How one church is effectively using limited resources to reach two different populations.
“The building already looks totally different and has greatly given us a lot of morale. ”
What student doesn’t love a holiday? But what if others could use those classrooms during school breaks?
In Zambia, a new project is expanding a Teacher Training College that will offer agricultural training when the student teachers are on holiday. This creative, flexible use facility will address two key needs of Zambians. The first phase has been finished with the completion of a new roof for the multi-purpose building.
You might think of Zambia as a tourist destination. Indeed many people visit Victoria Falls and the Zambezi river. However, Zambia is actually one of the poorest countries in the world, with a majority living on less than $2 a day. Those in the rural areas experience the deepest poverty.
Many Zambians rely on agriculture for their livelihood. Earlier attempts to improve the lot of farmers have not been successful. Farmers must learn better farming practices including crop diversification and cultivation of indigenous livestock. It doesn’t help that many are illiterate. A shortage of effectively trained teachers means few rural Zambians receive a decent education. This makes learning new skills later in life challenging.
Zambia’s problems are complex. Reducing poverty won’t be solved by a single fix. However, the Anglican Diocese of Central Zambia is meeting this challenge with this creative project focused on the Mkushi/Fiwila area, an area of Central Zambia far from the tourist hot spots. Specifically, the church is renovating an existing building in order to expand opportunities for training both farmers and literacy teachers. The new space will allow the existing Teacher Training College to triple the intake of students, from 25 currently to 75.
Then, while the student teachers are on vacation, the church will use the improved facilities to train farmers. Initially, twenty-five farmers will participate in a residential program where they will learn new farming methods. After a month, they will return to their villages under the guidance of government extension workers where they will pass on their knowledge to others. At the next school holiday, another 25 farmers will be trained, allowing for 75 farmers to be trained annually.
We are excited to report that despite some operational challenges, the future classrooms have a new roof. Work was delayed until the roads became passable after the rainy season. The project has also been hampered by an unfavorable change in the exchange rate. This made the cost of materials – and the fuel to transport them – more expensive. However, with the new roof, the progress is already boosting morale, according to Canon James Chiyabwe.
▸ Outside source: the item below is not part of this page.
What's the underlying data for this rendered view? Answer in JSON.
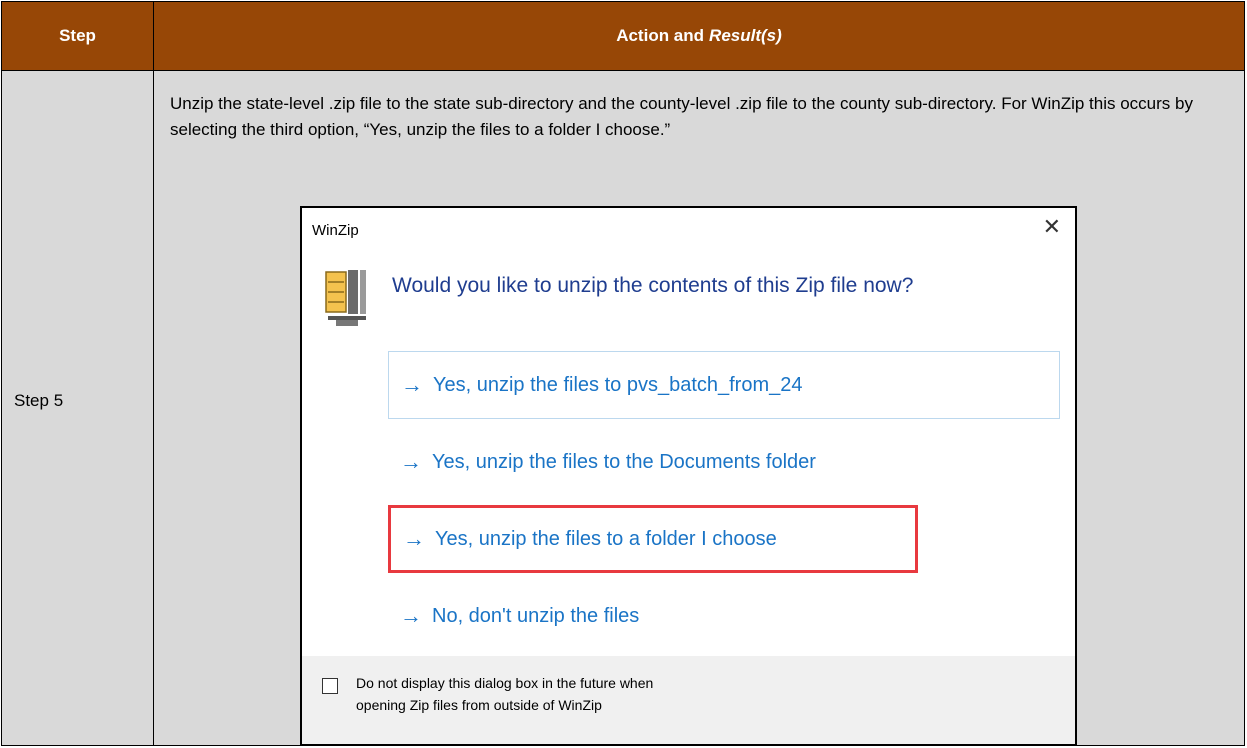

The next phase of the project is to outfit the classrooms, purchase adequate transportation for trainers and crops, and build the demonstration farm. We look forward to bringing you future updates as this project progresses.